What this task involves » Print, exactly and completely, every entry in the data.

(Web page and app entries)
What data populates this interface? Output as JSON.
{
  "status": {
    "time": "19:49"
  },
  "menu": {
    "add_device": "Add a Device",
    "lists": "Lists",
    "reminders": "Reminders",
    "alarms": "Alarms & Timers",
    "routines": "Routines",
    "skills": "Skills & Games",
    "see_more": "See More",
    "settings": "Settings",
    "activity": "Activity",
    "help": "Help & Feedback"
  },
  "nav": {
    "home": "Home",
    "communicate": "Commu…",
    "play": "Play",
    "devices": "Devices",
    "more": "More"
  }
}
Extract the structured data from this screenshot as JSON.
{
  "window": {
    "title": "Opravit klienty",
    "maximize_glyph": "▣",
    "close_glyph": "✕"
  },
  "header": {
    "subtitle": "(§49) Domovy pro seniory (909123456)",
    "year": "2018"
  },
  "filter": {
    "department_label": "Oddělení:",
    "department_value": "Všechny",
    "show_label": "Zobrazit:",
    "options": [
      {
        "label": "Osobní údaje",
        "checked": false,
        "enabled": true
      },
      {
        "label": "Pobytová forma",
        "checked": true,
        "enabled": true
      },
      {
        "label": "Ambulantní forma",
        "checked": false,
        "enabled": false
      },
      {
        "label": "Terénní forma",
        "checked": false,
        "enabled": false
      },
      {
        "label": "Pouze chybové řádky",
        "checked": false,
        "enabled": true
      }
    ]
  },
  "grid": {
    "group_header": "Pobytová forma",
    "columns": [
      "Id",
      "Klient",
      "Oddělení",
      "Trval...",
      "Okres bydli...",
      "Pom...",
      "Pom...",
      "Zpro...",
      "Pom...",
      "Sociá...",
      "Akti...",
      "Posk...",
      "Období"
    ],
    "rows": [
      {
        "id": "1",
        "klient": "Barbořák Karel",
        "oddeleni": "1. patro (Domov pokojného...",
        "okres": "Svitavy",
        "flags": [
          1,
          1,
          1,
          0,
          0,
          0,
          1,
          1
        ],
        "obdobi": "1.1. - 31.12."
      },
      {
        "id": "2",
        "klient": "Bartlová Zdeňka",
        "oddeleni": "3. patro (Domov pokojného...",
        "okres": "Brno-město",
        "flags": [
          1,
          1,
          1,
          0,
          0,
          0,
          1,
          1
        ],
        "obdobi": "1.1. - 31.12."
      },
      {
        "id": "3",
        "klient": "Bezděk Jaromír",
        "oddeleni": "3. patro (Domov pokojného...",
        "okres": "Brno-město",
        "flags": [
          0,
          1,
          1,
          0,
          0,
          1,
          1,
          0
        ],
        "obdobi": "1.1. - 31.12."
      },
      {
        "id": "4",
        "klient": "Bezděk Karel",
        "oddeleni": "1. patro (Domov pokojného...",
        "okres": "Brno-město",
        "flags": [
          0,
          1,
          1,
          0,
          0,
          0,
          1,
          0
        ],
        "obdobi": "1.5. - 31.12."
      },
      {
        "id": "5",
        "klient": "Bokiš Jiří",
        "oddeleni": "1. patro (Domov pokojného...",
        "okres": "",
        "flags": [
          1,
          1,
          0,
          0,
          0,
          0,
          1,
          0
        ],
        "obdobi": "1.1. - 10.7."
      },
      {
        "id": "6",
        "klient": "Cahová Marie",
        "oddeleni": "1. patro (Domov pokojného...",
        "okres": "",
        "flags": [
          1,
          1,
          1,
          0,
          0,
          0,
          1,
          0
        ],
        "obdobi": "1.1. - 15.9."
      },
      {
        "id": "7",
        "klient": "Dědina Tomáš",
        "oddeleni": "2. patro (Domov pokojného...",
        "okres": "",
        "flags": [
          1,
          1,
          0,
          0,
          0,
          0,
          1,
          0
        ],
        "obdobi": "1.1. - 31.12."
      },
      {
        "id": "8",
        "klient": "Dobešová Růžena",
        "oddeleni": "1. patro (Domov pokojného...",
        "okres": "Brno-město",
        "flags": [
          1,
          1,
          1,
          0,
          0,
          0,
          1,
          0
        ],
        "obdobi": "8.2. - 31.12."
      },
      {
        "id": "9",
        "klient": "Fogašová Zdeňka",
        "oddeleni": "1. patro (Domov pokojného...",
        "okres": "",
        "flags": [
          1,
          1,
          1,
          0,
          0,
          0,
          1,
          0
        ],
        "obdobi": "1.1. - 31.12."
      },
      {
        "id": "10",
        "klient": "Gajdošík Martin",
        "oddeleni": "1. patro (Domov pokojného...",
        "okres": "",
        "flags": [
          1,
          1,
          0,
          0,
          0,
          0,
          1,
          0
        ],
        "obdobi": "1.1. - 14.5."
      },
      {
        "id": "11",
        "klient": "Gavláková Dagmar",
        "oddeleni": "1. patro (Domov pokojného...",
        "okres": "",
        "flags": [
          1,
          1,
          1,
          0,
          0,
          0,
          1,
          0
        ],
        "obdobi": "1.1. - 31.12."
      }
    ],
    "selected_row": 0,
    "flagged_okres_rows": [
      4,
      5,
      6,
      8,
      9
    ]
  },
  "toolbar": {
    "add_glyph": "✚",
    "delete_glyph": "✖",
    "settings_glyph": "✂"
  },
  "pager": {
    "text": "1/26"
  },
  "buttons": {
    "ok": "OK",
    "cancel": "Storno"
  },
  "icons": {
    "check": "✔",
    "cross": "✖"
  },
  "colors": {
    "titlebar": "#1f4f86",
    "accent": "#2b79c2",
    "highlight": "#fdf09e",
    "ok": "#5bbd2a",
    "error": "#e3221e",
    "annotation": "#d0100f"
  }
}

Exercise output »
What data populates this interface? Output as JSON.
{
  "status": {
    "time": "19:49"
  },
  "menu": {
    "add_device": "Add a Device",
    "lists": "Lists",
    "reminders": "Reminders",
    "alarms": "Alarms & Timers",
    "routines": "Routines",
    "skills": "Skills & Games",
    "see_more": "See More",
    "settings": "Settings",
    "activity": "Activity",
    "help": "Help & Feedback"
  },
  "nav": {
    "home": "Home",
    "communicate": "Commu…",
    "play": "Play",
    "devices": "Devices",
    "more": "More"
  }
}
Extract the structured data from this screenshot as JSON.
{
  "window": {
    "title": "Opravit klienty",
    "maximize_glyph": "▣",
    "close_glyph": "✕"
  },
  "header": {
    "subtitle": "(§49) Domovy pro seniory (909123456)",
    "year": "2018"
  },
  "filter": {
    "department_label": "Oddělení:",
    "department_value": "Všechny",
    "show_label": "Zobrazit:",
    "options": [
      {
        "label": "Osobní údaje",
        "checked": false,
        "enabled": true
      },
      {
        "label": "Pobytová forma",
        "checked": true,
        "enabled": true
      },
      {
        "label": "Ambulantní forma",
        "checked": false,
        "enabled": false
      },
      {
        "label": "Terénní forma",
        "checked": false,
        "enabled": false
      },
      {
        "label": "Pouze chybové řádky",
        "checked": false,
        "enabled": true
      }
    ]
  },
  "grid": {
    "group_header": "Pobytová forma",
    "columns": [
      "Id",
      "Klient",
      "Oddělení",
      "Trval...",
      "Okres bydli...",
      "Pom...",
      "Pom...",
      "Zpro...",
      "Pom...",
      "Sociá...",
      "Akti...",
      "Posk...",
      "Období"
    ],
    "rows": [
      {
        "id": "1",
        "klient": "Barbořák Karel",
        "oddeleni": "1. patro (Domov pokojného...",
        "okres": "Svitavy",
        "flags": [
          1,
          1,
          1,
          0,
          0,
          0,
          1,
          1
        ],
        "obdobi": "1.1. - 31.12."
      },
      {
        "id": "2",
        "klient": "Bartlová Zdeňka",
        "oddeleni": "3. patro (Domov pokojného...",
        "okres": "Brno-město",
        "flags": [
          1,
          1,
          1,
          0,
          0,
          0,
          1,
          1
        ],
        "obdobi": "1.1. - 31.12."
      },
      {
        "id": "3",
        "klient": "Bezděk Jaromír",
        "oddeleni": "3. patro (Domov pokojného...",
        "okres": "Brno-město",
        "flags": [
          0,
          1,
          1,
          0,
          0,
          1,
          1,
          0
        ],
        "obdobi": "1.1. - 31.12."
      },
      {
        "id": "4",
        "klient": "Bezděk Karel",
        "oddeleni": "1. patro (Domov pokojného...",
        "okres": "Brno-město",
        "flags": [
          0,
          1,
          1,
          0,
          0,
          0,
          1,
          0
        ],
        "obdobi": "1.5. - 31.12."
      },
      {
        "id": "5",
        "klient": "Bokiš Jiří",
        "oddeleni": "1. patro (Domov pokojného...",
        "okres": "",
        "flags": [
          1,
          1,
          0,
          0,
          0,
          0,
          1,
          0
        ],
        "obdobi": "1.1. - 10.7."
      },
      {
        "id": "6",
        "klient": "Cahová Marie",
        "oddeleni": "1. patro (Domov pokojného...",
        "okres": "",
        "flags": [
          1,
          1,
          1,
          0,
          0,
          0,
          1,
          0
        ],
        "obdobi": "1.1. - 15.9."
      },
      {
        "id": "7",
        "klient": "Dědina Tomáš",
        "oddeleni": "2. patro (Domov pokojného...",
        "okres": "",
        "flags": [
          1,
          1,
          0,
          0,
          0,
          0,
          1,
          0
        ],
        "obdobi": "1.1. - 31.12."
      },
      {
        "id": "8",
        "klient": "Dobešová Růžena",
        "oddeleni": "1. patro (Domov pokojného...",
        "okres": "Brno-město",
        "flags": [
          1,
          1,
          1,
          0,
          0,
          0,
          1,
          0
        ],
        "obdobi": "8.2. - 31.12."
      },
      {
        "id": "9",
        "klient": "Fogašová Zdeňka",
        "oddeleni": "1. patro (Domov pokojného...",
        "okres": "",
        "flags": [
          1,
          1,
          1,
          0,
          0,
          0,
          1,
          0
        ],
        "obdobi": "1.1. - 31.12."
      },
      {
        "id": "10",
        "klient": "Gajdošík Martin",
        "oddeleni": "1. patro (Domov pokojného...",
        "okres": "",
        "flags": [
          1,
          1,
          0,
          0,
          0,
          0,
          1,
          0
        ],
        "obdobi": "1.1. - 14.5."
      },
      {
        "id": "11",
        "klient": "Gavláková Dagmar",
        "oddeleni": "1. patro (Domov pokojného...",
        "okres": "",
        "flags": [
          1,
          1,
          1,
          0,
          0,
          0,
          1,
          0
        ],
        "obdobi": "1.1. - 31.12."
      }
    ],
    "selected_row": 0,
    "flagged_okres_rows": [
      4,
      5,
      6,
      8,
      9
    ]
  },
  "toolbar": {
    "add_glyph": "✚",
    "delete_glyph": "✖",
    "settings_glyph": "✂"
  },
  "pager": {
    "text": "1/26"
  },
  "buttons": {
    "ok": "OK",
    "cancel": "Storno"
  },
  "icons": {
    "check": "✔",
    "cross": "✖"
  },
  "colors": {
    "titlebar": "#1f4f86",
    "accent": "#2b79c2",
    "highlight": "#fdf09e",
    "ok": "#5bbd2a",
    "error": "#e3221e",
    "annotation": "#d0100f"
  }
}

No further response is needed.